▸ Data shown:
-*-

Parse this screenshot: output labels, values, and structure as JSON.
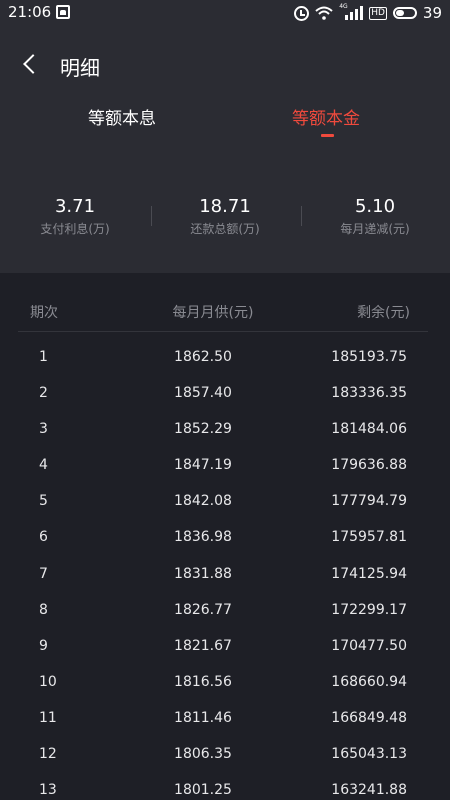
{
  "status": {
    "time": "21:06",
    "battery": "39",
    "network_tag": "4G",
    "hd_label": "HD"
  },
  "header": {
    "title": "明细"
  },
  "tabs": [
    {
      "label": "等额本息",
      "active": false
    },
    {
      "label": "等额本金",
      "active": true
    }
  ],
  "summary": [
    {
      "value": "3.71",
      "label": "支付利息(万)"
    },
    {
      "value": "18.71",
      "label": "还款总额(万)"
    },
    {
      "value": "5.10",
      "label": "每月递减(元)"
    }
  ],
  "table": {
    "headers": [
      "期次",
      "每月月供(元)",
      "剩余(元)"
    ],
    "rows": [
      [
        "1",
        "1862.50",
        "185193.75"
      ],
      [
        "2",
        "1857.40",
        "183336.35"
      ],
      [
        "3",
        "1852.29",
        "181484.06"
      ],
      [
        "4",
        "1847.19",
        "179636.88"
      ],
      [
        "5",
        "1842.08",
        "177794.79"
      ],
      [
        "6",
        "1836.98",
        "175957.81"
      ],
      [
        "7",
        "1831.88",
        "174125.94"
      ],
      [
        "8",
        "1826.77",
        "172299.17"
      ],
      [
        "9",
        "1821.67",
        "170477.50"
      ],
      [
        "10",
        "1816.56",
        "168660.94"
      ],
      [
        "11",
        "1811.46",
        "166849.48"
      ],
      [
        "12",
        "1806.35",
        "165043.13"
      ],
      [
        "13",
        "1801.25",
        "163241.88"
      ]
    ]
  },
  "colors": {
    "accent": "#f04a3d",
    "top_bg": "#2b2c33",
    "page_bg": "#1e1f26",
    "muted": "#8a8b92"
  }
}
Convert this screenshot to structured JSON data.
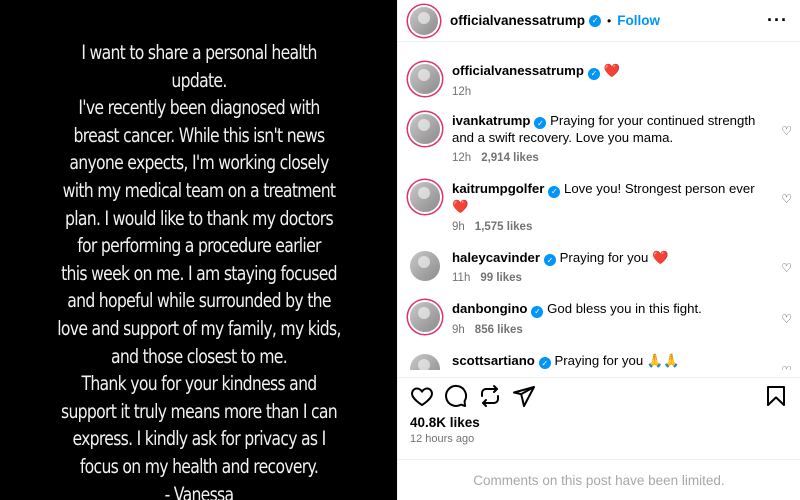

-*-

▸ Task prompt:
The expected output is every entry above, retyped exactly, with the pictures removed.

▸ Reply to the exercise:
Parse this screenshot: output labels, values, and structure as JSON.
{
  "status": {
    "time": "21:06",
    "battery": "39",
    "network_tag": "4G",
    "hd_label": "HD"
  },
  "header": {
    "title": "明细"
  },
  "tabs": [
    {
      "label": "等额本息",
      "active": false
    },
    {
      "label": "等额本金",
      "active": true
    }
  ],
  "summary": [
    {
      "value": "3.71",
      "label": "支付利息(万)"
    },
    {
      "value": "18.71",
      "label": "还款总额(万)"
    },
    {
      "value": "5.10",
      "label": "每月递减(元)"
    }
  ],
  "table": {
    "headers": [
      "期次",
      "每月月供(元)",
      "剩余(元)"
    ],
    "rows": [
      [
        "1",
        "1862.50",
        "185193.75"
      ],
      [
        "2",
        "1857.40",
        "183336.35"
      ],
      [
        "3",
        "1852.29",
        "181484.06"
      ],
      [
        "4",
        "1847.19",
        "179636.88"
      ],
      [
        "5",
        "1842.08",
        "177794.79"
      ],
      [
        "6",
        "1836.98",
        "175957.81"
      ],
      [
        "7",
        "1831.88",
        "174125.94"
      ],
      [
        "8",
        "1826.77",
        "172299.17"
      ],
      [
        "9",
        "1821.67",
        "170477.50"
      ],
      [
        "10",
        "1816.56",
        "168660.94"
      ],
      [
        "11",
        "1811.46",
        "166849.48"
      ],
      [
        "12",
        "1806.35",
        "165043.13"
      ],
      [
        "13",
        "1801.25",
        "163241.88"
      ]
    ]
  },
  "colors": {
    "accent": "#f04a3d",
    "top_bg": "#2b2c33",
    "page_bg": "#1e1f26",
    "muted": "#8a8b92"
  }
}
Convert this screenshot to structured JSON data.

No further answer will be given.